INFORMATION SUPPLIED
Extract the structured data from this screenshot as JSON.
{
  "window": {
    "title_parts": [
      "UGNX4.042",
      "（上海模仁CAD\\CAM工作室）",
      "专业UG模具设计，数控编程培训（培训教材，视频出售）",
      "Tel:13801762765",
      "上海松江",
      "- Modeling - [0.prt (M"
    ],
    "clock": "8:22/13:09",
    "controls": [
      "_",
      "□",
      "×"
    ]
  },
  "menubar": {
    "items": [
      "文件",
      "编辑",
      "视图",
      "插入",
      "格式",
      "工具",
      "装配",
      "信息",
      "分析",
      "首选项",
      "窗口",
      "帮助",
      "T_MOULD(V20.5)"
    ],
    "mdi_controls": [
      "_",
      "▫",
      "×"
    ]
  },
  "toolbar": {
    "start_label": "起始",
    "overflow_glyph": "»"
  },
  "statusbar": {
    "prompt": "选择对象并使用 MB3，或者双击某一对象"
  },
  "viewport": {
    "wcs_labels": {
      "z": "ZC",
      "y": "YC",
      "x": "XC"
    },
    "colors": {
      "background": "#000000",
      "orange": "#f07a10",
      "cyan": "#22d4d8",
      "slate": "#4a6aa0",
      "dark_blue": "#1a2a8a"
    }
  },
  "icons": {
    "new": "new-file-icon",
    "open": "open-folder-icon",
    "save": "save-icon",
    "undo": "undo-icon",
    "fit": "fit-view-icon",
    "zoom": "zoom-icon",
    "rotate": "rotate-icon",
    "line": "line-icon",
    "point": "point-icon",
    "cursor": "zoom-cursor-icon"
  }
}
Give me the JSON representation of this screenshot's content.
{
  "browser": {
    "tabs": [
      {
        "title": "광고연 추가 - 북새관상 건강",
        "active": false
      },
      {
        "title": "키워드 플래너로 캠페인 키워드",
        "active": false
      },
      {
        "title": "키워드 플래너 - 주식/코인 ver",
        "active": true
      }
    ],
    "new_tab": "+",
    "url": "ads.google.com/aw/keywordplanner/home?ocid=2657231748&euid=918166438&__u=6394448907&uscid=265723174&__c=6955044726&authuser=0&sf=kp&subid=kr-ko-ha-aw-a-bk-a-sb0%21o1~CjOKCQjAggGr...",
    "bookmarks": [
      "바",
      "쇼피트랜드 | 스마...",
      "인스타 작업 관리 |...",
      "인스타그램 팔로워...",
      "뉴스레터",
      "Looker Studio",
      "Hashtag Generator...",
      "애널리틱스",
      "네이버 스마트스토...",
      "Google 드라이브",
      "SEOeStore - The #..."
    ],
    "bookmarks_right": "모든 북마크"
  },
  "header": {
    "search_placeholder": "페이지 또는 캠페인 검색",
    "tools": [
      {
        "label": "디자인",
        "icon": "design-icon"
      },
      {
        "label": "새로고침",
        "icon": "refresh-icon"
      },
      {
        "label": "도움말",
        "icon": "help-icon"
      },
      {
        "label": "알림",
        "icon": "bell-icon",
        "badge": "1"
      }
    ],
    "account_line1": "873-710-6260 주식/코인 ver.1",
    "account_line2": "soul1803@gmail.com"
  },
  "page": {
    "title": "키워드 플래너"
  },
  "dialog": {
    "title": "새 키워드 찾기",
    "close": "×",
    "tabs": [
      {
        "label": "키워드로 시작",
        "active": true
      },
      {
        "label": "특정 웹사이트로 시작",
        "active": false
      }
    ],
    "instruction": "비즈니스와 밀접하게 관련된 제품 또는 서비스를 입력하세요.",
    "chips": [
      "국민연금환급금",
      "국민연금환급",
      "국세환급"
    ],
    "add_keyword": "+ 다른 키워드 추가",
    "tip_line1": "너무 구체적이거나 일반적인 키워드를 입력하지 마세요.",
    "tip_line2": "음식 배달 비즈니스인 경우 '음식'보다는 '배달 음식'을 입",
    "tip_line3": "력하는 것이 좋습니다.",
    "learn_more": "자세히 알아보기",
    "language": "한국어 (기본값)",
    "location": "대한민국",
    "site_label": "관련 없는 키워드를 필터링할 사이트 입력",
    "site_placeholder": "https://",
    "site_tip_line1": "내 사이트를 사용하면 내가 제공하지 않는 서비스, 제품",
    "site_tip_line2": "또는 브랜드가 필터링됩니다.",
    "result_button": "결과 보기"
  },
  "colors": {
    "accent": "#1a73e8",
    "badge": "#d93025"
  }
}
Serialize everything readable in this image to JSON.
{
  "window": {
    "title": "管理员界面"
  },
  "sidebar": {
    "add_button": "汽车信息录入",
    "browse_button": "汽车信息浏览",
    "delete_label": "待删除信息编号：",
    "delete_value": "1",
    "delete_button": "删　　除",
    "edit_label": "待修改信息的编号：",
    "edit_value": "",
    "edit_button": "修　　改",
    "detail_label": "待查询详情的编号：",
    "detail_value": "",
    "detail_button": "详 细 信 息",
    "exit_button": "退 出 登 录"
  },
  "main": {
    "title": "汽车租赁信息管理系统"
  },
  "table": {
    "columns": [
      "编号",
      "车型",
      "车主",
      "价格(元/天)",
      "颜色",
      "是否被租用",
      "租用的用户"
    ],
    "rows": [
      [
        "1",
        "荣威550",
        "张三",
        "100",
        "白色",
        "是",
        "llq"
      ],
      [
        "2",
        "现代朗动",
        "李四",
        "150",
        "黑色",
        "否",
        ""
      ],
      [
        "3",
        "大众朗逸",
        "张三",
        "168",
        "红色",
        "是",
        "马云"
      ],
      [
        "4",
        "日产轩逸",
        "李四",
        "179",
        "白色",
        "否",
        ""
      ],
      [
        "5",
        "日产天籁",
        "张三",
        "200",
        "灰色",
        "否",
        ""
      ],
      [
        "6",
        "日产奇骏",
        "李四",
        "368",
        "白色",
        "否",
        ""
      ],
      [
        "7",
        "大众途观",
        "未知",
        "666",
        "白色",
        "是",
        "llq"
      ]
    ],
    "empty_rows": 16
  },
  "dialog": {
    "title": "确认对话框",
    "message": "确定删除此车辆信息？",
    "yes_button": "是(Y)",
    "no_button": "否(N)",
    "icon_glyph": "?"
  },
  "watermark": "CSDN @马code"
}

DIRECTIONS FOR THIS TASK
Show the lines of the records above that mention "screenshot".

PROBLEM SOLUTION
Extract the structured data from this screenshot as JSON.
Give me the JSON representation of this screenshot's content.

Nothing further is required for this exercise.